CAP The Common Agricultural Policy (CAP) is one of the most controversial European Union policies. It initially sought to increase agricultural productivity in the EU and secure availability of food supplies during the Cold War. Its aims have now changed and instead it tries to protect agriculture throughout the EU by controlling prices and levels of production and by subsidising the rural lifestyle in order to safeguard the countryside.
History The CAP was created in 1957 under the Treaty of Rome and started operating in 1962. The first attempt to reform the CAP came in 1992 with the MacSharry Reforms; a further reform was brought forward in 2000, however neither made a significant difference to the level of subsidies paid to farmers. EU Farm Ministers agreed to further changes on 26 June 2003, which are being phased-in between 2005 and 2012. Since 2005 farmers are no longer subsidised, but instead receive a lump-sum called the Single Farm Payment (SFP) and are encouraged to produce in response to consumer demand. Instead of payments being made to control how much farmers produce, they are paid for their role as guardians of the countryside.
How does the CAP work? The CAP is a form of protectionism designed to defend European producers from cheaper products outside the EU.
Facts and Figures • The CAP budget for 2010 is €43.8bn (31% of the EU budget and 6.4% more than in 2009). For 2011 the CAP budget has been reduced by 3%. The cost to Britain is around £10 billion per year • Nearly three-quarters of EU farmers have an income under £5,000 per year (although some only farm on a part-time basis) and incomes in the agricultural sector are just 50% of the average in other sectors. • Farming sector employment fell by 25% during 2000-10. • Under SFP, UK farmers receive around £230 per hectare as long as they meet standards on the environment, food quality and animal welfare.

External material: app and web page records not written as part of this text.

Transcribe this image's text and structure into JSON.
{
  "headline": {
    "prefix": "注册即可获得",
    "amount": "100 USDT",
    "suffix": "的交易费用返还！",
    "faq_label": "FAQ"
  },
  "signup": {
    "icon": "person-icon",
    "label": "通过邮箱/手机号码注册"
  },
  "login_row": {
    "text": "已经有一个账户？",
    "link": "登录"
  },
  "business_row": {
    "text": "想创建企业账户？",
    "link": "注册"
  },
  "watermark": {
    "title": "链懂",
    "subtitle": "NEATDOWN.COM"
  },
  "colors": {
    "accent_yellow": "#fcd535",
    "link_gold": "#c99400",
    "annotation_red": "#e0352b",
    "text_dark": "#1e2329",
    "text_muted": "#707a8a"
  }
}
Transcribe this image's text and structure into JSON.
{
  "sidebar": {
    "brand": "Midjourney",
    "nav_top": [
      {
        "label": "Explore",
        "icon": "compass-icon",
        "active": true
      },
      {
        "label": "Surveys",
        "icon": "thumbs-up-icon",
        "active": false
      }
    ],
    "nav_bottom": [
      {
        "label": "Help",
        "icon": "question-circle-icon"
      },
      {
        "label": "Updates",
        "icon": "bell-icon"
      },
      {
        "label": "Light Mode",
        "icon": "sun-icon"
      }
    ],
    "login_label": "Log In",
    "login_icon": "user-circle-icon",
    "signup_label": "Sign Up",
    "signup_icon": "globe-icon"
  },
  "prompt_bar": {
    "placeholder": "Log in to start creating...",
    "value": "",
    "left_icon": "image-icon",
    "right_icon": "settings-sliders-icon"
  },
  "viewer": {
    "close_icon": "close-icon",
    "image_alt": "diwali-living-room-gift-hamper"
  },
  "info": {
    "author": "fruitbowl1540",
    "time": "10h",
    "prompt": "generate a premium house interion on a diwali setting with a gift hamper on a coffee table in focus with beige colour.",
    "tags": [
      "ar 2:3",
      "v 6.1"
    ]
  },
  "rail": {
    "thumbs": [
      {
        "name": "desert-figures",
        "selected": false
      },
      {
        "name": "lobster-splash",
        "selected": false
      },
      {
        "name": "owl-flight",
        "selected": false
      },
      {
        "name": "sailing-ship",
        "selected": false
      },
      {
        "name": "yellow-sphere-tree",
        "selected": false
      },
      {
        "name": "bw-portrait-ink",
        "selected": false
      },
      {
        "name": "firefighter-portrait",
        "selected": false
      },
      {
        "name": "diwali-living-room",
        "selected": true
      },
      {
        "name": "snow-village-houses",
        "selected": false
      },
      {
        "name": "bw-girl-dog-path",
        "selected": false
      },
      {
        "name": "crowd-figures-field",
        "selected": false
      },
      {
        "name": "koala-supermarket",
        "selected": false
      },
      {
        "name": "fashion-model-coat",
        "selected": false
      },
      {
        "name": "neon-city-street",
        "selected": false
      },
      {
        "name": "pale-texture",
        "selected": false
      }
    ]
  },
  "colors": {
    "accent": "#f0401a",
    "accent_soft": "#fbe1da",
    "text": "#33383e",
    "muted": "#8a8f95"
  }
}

For • The EU must look after its farmers because they help protect the countryside. • The free market is unstable. Without intervention prices would fluctuate and farmers would not be able to respond to consumer demand.
Against • Resources are best allocated through a free market: CAP makes food more expensive in the EU than it need be. • The CAP increases poverty in poor countries by competing unfairly with local farmers. • The CAP demands far too high a budgetary contribution to support only a small minority of EU businesses. • Processing farmers' CAP payments is expensive (in 2009, the average cost of processing an SFP claim in the UK was £742, even for payouts as small as £5).
Латвия В Брюсселе 17 марта после очень напряженного обсуждения среди министров земледелия Европейского союза (ЕС), Латвия в голосовании не поддержала выводы Совета министров земледелия и рыболовства ЕС о периоде планирования Общей сельскохозяйственной политики (ОСП) с 2013 по 2020 год, так как они не обеспечивают четкую договоренность, что будущая система прямых платежей будет справедливой и честной для всех фермеров ЕС, сообщило Министерство земледелия (МЗ).